But, again, Gerald Kessler was ahead of the curve. Rather than rushing to meet demand with products of inconsistent quality, as many rivals did, he insisted on providing only the best in NaturesPlus products. The NaturesPlus brand name reflected his insistence on improving on what nature produced, according to Natural Organics President Jim Gibbons.
“GK pioneered the process of taking an extract of an herb, standardizing it and then combining it with the whole plant,” he said. “So, unlike with other products, Natural Organics customers would always get the standardized concentrated potency of the active ingredient combined with the wisdom of Mother Nature.”
“So, unlike with other products, Natural Organics customers would always get the standardized concentrated potency of the active ingredient combined with the wisdom of Mother Nature.”
But it was Mr. Kessler’s decision to activate his inner “grizzly” that led to perhaps his most significant single accomplishment, one that many believe saved the industry.
In 1991, after years of following a hands-off policy, the U.S. Food and Drug Administration promulgated rules giving it regulatory control over supplements. The rules proposed reclassifying supplements as “food additives” and requiring manufacturers to provide “significant scientific agreement” to support label claims.
Mr. Kessler invited top executives from supplement companies to his Circle K Ranch near Santa Barbara, CA for an extraordinary summit. There he exhorted competitors to join forces for their mutual survival and kick in $100,000 each to mount a national campaign.
As part of that drive, he encouraged the nation’s 10,000-plus health food stores to urge their customers to write their Representatives, unleashing a practically unheard-of blizzard of protest on Congress. And then Mr. Kessler went to Washington D.C. himself. He and other industry leaders lobbied against the FDA’s proposed rules and drafted a countermeasure to keep supplements out of the regulatory grip of the agency by classifying them as “food.”
“He was relentless,” said lobbyist Tony Podesta, whom Mr. Kessler hired to push the countermeasure through Congress. “He would talk to anyone and everyone trying to persuade them that the ingredients in his products were safe and that the approach of DSHEA [Dietary Supplement Health and Education Act] would safeguard public health.”
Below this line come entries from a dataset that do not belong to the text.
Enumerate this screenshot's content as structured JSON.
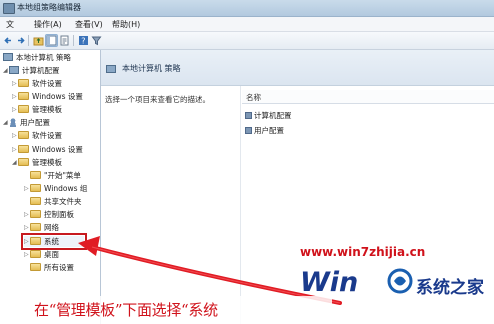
{
  "window": {
    "title": "本地组策略编辑器"
  },
  "menu": {
    "operate": "操作(A)",
    "view": "查看(V)",
    "help": "帮助(H)"
  },
  "tree": {
    "root": "本地计算机 策略",
    "computer_config": "计算机配置",
    "cc_software": "软件设置",
    "cc_windows": "Windows 设置",
    "cc_admin": "管理模板",
    "user_config": "用户配置",
    "uc_software": "软件设置",
    "uc_windows": "Windows 设置",
    "uc_admin": "管理模板",
    "start_menu": "\"开始\"菜单",
    "windows_components": "Windows 组",
    "shared_folders": "共享文件夹",
    "control_panel": "控制面板",
    "network": "网络",
    "system": "系统",
    "desktop": "桌面",
    "all_settings": "所有设置"
  },
  "right": {
    "header_title": "本地计算机 策略",
    "description": "选择一个项目来查看它的描述。",
    "column_name": "名称",
    "items": [
      "计算机配置",
      "用户配置"
    ]
  },
  "overlay": {
    "watermark_url": "www.win7zhijia.cn",
    "watermark_logo_text": "系统之家",
    "caption": "在“管理模板”下面选择“系统",
    "accent_color": "#d0121b"
  }
}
When it looked like Congress might leave for the holidays at the end of 1994 without voting on the measure, Mr. Kessler refused to quit. He worked his way in to see then-House Minority Whip Newt Gingrich – and convinced the Georgia Congressman to hold up adjournment so Congress could approve DSHEA, a name Mr. Kessler himself chose.
The law, which went into effect in 1996, not only ended the FDA threat but paved the way for the tremendous growth of an industry that now exceeds an estimated $100 billion a year in global sales. More letters were written to Congress on DSHEA than on any other piece of legislation, leading then-President Bill Clinton to say that its passage “speaks to the diligence with which an unofficial army of nutritionally conscious people worked democratically to change the laws in an area deeply important to them.”
At the time of his death, the Natural Organics company that Mr. Kessler started from his home had become a manufacturing and sales machine for its NaturesPlus brand, employing nearly 400 people and selling more than a thousand products in 130 countries around the world.
The continued success of Natural Organics and NaturesPlus, and the thriving natural supplement industry as a whole, ensure that Gerald Kessler’s corporate and personal legacy will endure for generations.
With a tenacious loyalty to his own vision, Mr. Kessler dramatically improved the lives of millions of people across the globe.
Gerald Kessler, 1934 - 2015